Soil preparation, acres........................................ .9
Education, guide, contract station work, man-days.............. 100
Stream protection, square yards....................... ........ 800
Ditches, diversion, linear feet .................................. 250
Tree insect pest control, acres.................................. 450
Mosquito control, acres ....................................... 20

60 Biennial Report

Florida has millions of acres of unproductive and tax delinquent
lands at the present time. These lands are creating no wealth nor
contributing anything to the support of the various governmental
agencies. Acquisition of State forests will materially assist in cor-
recting this condition.
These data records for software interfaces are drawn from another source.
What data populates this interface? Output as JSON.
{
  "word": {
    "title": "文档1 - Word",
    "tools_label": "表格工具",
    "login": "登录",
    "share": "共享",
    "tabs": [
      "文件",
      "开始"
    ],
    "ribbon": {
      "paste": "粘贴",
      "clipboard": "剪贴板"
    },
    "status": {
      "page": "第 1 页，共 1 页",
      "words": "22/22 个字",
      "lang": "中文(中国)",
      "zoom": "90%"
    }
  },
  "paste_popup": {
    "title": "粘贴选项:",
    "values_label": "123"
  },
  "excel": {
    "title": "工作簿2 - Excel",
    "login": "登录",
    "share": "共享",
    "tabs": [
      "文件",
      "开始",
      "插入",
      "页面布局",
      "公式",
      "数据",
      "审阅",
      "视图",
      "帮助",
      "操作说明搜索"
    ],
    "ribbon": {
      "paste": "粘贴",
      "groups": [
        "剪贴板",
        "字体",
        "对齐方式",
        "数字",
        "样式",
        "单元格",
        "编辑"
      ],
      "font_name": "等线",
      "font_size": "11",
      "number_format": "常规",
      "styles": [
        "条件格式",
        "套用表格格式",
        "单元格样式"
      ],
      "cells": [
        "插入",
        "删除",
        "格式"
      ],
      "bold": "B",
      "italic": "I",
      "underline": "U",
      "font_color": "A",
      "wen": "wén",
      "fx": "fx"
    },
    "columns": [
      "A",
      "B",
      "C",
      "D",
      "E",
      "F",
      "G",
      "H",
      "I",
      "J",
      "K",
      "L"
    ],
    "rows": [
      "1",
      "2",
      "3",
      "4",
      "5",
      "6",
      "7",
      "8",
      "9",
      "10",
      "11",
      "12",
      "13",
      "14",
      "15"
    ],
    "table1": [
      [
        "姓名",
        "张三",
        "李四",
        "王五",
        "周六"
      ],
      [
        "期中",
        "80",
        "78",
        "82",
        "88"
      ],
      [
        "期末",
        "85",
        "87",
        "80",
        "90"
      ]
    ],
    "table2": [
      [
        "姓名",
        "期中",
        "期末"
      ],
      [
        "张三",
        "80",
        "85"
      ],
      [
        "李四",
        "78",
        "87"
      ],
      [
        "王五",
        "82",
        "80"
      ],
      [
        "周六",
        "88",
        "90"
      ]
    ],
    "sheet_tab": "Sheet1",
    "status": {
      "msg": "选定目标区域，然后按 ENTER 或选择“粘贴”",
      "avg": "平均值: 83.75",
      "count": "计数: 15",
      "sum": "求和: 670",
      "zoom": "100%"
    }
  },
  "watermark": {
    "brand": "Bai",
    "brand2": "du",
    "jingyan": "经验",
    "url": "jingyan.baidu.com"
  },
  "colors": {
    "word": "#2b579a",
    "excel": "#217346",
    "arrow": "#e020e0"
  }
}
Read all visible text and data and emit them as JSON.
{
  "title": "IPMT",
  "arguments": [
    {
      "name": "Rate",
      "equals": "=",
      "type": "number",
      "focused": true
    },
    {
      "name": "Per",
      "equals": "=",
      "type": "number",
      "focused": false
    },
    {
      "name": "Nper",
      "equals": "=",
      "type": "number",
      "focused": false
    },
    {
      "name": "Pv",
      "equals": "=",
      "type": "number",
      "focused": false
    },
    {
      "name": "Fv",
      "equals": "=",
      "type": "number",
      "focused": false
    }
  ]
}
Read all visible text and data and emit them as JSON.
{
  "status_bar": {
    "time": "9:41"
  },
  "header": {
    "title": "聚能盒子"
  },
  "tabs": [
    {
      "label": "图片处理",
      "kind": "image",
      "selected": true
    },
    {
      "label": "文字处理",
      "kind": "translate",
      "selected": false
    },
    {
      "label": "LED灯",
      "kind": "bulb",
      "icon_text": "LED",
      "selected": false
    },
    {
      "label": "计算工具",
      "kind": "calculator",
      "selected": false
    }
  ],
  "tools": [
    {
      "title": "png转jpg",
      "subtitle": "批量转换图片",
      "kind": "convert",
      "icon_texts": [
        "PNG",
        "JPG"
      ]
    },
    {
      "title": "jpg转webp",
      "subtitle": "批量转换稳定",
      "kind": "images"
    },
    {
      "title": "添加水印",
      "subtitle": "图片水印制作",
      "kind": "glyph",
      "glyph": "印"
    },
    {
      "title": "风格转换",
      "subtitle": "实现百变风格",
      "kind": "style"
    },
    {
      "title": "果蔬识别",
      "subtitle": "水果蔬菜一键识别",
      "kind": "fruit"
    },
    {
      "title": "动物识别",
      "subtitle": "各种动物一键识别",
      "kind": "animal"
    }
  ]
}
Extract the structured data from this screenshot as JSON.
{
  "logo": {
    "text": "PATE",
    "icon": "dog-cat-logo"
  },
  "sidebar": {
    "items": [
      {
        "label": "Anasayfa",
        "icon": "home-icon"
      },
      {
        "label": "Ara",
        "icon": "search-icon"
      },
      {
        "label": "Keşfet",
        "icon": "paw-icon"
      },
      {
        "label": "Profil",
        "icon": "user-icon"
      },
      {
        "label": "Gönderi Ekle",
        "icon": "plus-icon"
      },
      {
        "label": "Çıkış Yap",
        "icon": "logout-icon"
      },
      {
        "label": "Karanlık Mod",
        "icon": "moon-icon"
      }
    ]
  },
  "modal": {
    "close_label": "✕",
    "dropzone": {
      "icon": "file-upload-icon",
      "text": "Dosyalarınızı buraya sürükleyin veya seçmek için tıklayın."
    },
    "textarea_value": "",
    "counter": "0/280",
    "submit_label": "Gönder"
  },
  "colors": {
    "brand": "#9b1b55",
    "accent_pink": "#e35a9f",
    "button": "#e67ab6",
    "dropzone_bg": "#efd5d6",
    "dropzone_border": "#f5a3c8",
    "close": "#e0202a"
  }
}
State forests serve as demonstrations of timber growing which will
assist private landowners to derive a greater profit from their forests;
they are managed to produce a maximum amount of forest products
with which to sustain the wood-using industries; they remove forest
land from the market, thereby stabilizing land values. The areas are
developed for their greatest use, such as hunting, fishing, camping,
grazing, summer homes, and other recreational activities, and in gen-
eral put the land to use for the greatest good of the greatest number
of people.

Work commenced on this project in 1934 under the direction of the
Applied Forestry Branch and was transferred to the Branch of State
Forests and Parks during the last year of this biennium. The per-
sonnel was very limited and hence no great progress could be ex-
pected. The State forest legislation was enacted into law at the
same time as that of the State parks and provided funds which en-
abled the purchase of forest areas for State forests. The U. S.
Forest Service assisted in the preliminary survey of desirable State
forest areas for the purpose of determining whether they were
suitable for possible purchase through the provisions of the Fulmer
Bill. (National legislation to assist states in acquiring State forests.)
No moneys were available from this bill during the period of this

Through the State appropriation, it was possible to purchase three
forests, thus providing a nucleus for a State forest program. These
are known as the University, O'Leno, and Pine Log State Forests.

Florida Forest and Park Service 61

University State Forest
This forest is located on the east side of State Highway No. 13, be-
tween Fairbanks and Gainesville, and comprises 1,519 acres. It was
selected in cooperation with officials of the University of Florida,
Florida Board of Forestry, and Florida Forest and Park Service. This
forest will be used by the forestry students of the University of Florida
as an experimental and research laboratory in connection with their
forestry studies and affords an excellent opportunity for the forestry
students to obtain practical knowledge concerning the management
of forests in Florida. It will be turned over to the University for the
use of the School of Forestry.

O'Leno State Forest
The 160-acre site of the Forestry Training Camp, located seven
miles north of High Springs and two miles west of the road to Lake
City on the Santa Fe River, was the nucleus for this forest. Includ-
ing the camp area, the forest now contains 1,410 acres. The sink of
the Santa Fe River and considerable river frontage were acquired
through purchase. The area will provide additional facilities for the
forestry training camp, will provide recreational facilities for the
public, and will enable the demonstration of forestry practices for
both hardwood and pine typical to this area.

Pine Log State Forest
This forest is located in Bay and Washington counties between the
towns of West Bay and Redland. It has a four-mile frontage on the
highway between Panama City and Freeport and is a typical flat woods
area, consisting of 6,729 acres, which are well suited for reforestation
purposes. Good roads through and adjoining the property make it
desirable for publicity purposes and facilitates the transportation of
forest products to markets. The proximity of the pulp and paper mill
at Panama City will enable us to demonstrate proper management
methods, especially thinnings, plantings, and salvage cuttings, on this
Myakka Tract
The highest land use of approximately 18,610 acres of the Myakka
River property is considered to be for forestry and grazing purposes
with grazing the dominant use.